*** Material provided Section Begins ***
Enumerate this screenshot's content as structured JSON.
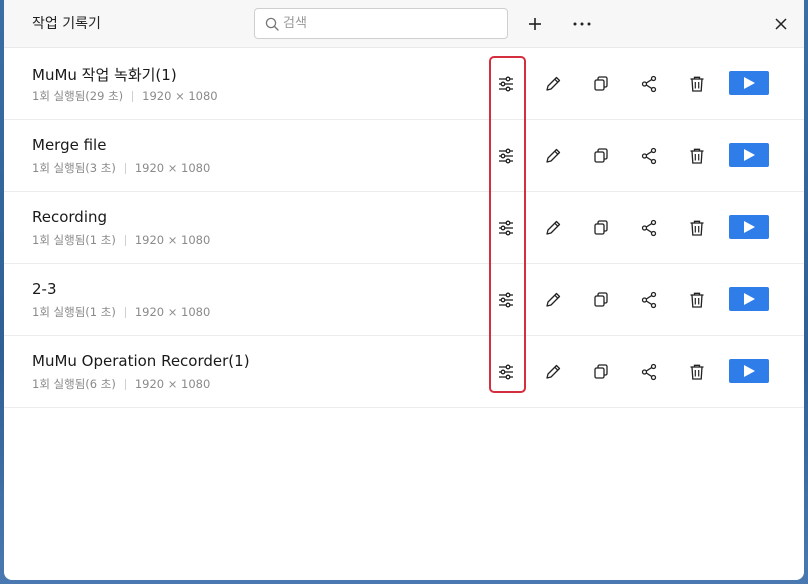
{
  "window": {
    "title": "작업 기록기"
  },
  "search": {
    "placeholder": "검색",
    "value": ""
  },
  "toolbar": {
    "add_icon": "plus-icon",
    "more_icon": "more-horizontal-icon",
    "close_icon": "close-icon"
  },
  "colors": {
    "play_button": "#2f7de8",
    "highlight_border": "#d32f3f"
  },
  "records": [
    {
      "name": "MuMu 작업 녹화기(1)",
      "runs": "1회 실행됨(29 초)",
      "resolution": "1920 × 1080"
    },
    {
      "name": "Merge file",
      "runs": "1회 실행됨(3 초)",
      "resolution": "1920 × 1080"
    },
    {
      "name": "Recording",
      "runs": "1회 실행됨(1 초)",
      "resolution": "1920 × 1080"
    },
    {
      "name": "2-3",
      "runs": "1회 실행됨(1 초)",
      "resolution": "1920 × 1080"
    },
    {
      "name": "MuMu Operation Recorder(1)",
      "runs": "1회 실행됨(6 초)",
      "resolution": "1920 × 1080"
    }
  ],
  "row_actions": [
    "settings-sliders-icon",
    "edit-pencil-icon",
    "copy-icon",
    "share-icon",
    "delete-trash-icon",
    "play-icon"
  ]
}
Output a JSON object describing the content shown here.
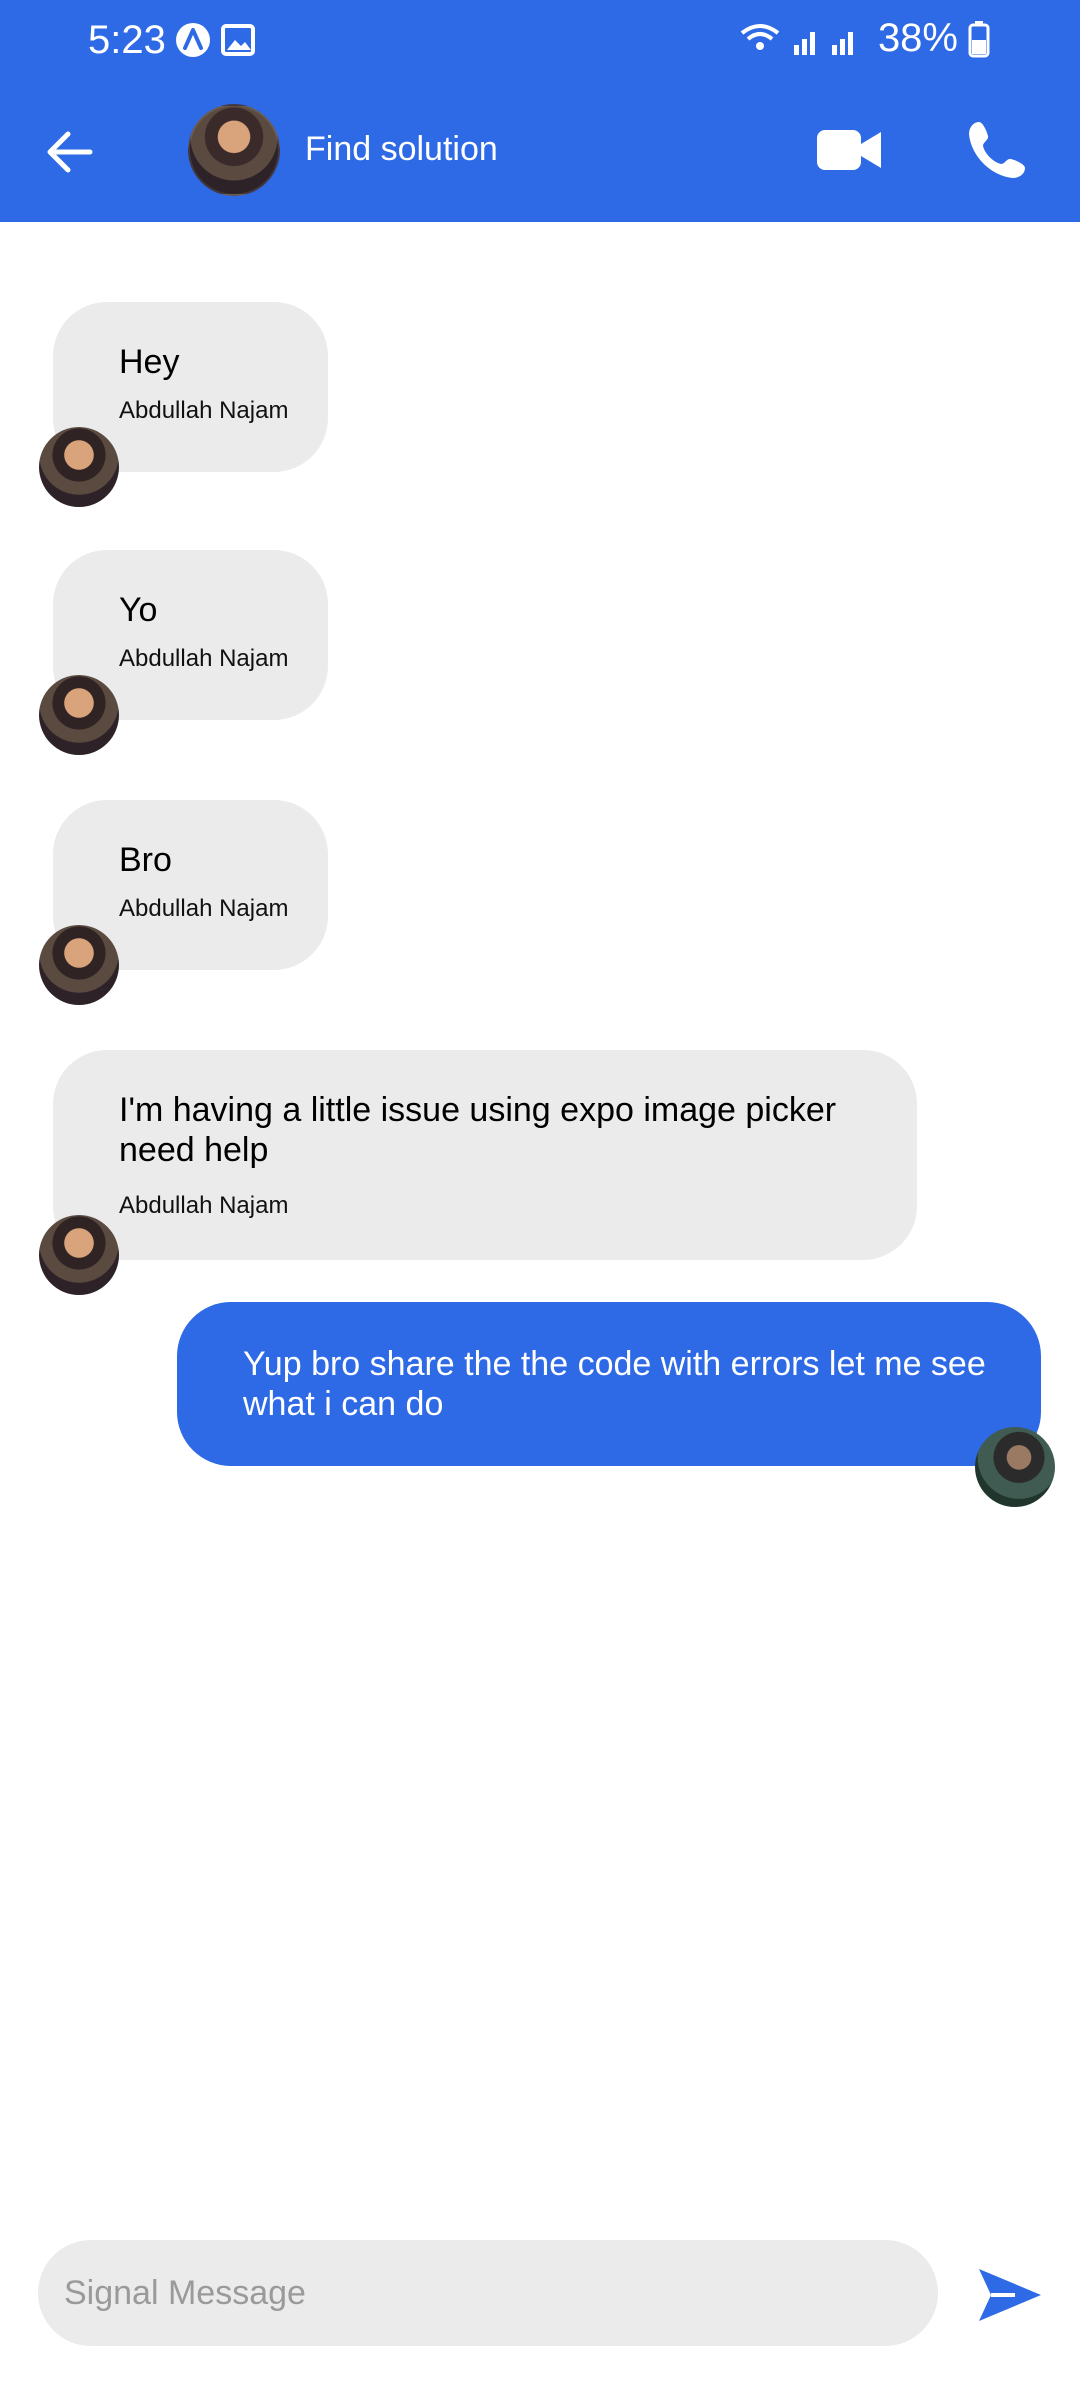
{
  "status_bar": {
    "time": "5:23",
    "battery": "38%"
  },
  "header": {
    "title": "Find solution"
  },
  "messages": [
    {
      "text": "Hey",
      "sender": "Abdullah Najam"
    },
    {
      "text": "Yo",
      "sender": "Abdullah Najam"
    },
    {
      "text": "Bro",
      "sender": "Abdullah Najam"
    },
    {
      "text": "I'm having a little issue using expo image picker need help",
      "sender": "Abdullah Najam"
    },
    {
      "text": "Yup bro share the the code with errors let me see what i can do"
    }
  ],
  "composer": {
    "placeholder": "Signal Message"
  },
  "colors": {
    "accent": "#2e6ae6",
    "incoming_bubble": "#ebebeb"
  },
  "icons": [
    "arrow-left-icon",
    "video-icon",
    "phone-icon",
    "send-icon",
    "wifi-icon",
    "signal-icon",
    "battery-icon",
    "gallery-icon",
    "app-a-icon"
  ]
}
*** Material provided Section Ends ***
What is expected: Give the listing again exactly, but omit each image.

Answer space:
Enumerate this screenshot's content as structured JSON.
{
  "window": {
    "title": "작업 기록기"
  },
  "search": {
    "placeholder": "검색",
    "value": ""
  },
  "toolbar": {
    "add_icon": "plus-icon",
    "more_icon": "more-horizontal-icon",
    "close_icon": "close-icon"
  },
  "colors": {
    "play_button": "#2f7de8",
    "highlight_border": "#d32f3f"
  },
  "records": [
    {
      "name": "MuMu 작업 녹화기(1)",
      "runs": "1회 실행됨(29 초)",
      "resolution": "1920 × 1080"
    },
    {
      "name": "Merge file",
      "runs": "1회 실행됨(3 초)",
      "resolution": "1920 × 1080"
    },
    {
      "name": "Recording",
      "runs": "1회 실행됨(1 초)",
      "resolution": "1920 × 1080"
    },
    {
      "name": "2-3",
      "runs": "1회 실행됨(1 초)",
      "resolution": "1920 × 1080"
    },
    {
      "name": "MuMu Operation Recorder(1)",
      "runs": "1회 실행됨(6 초)",
      "resolution": "1920 × 1080"
    }
  ],
  "row_actions": [
    "settings-sliders-icon",
    "edit-pencil-icon",
    "copy-icon",
    "share-icon",
    "delete-trash-icon",
    "play-icon"
  ]
}
Output a JSON object describing the content shown here.
{
  "status_bar": {
    "time": "5:23",
    "battery": "38%"
  },
  "header": {
    "title": "Find solution"
  },
  "messages": [
    {
      "text": "Hey",
      "sender": "Abdullah Najam"
    },
    {
      "text": "Yo",
      "sender": "Abdullah Najam"
    },
    {
      "text": "Bro",
      "sender": "Abdullah Najam"
    },
    {
      "text": "I'm having a little issue using expo image picker need help",
      "sender": "Abdullah Najam"
    },
    {
      "text": "Yup bro share the the code with errors let me see what i can do"
    }
  ],
  "composer": {
    "placeholder": "Signal Message"
  },
  "colors": {
    "accent": "#2e6ae6",
    "incoming_bubble": "#ebebeb"
  },
  "icons": [
    "arrow-left-icon",
    "video-icon",
    "phone-icon",
    "send-icon",
    "wifi-icon",
    "signal-icon",
    "battery-icon",
    "gallery-icon",
    "app-a-icon"
  ]
}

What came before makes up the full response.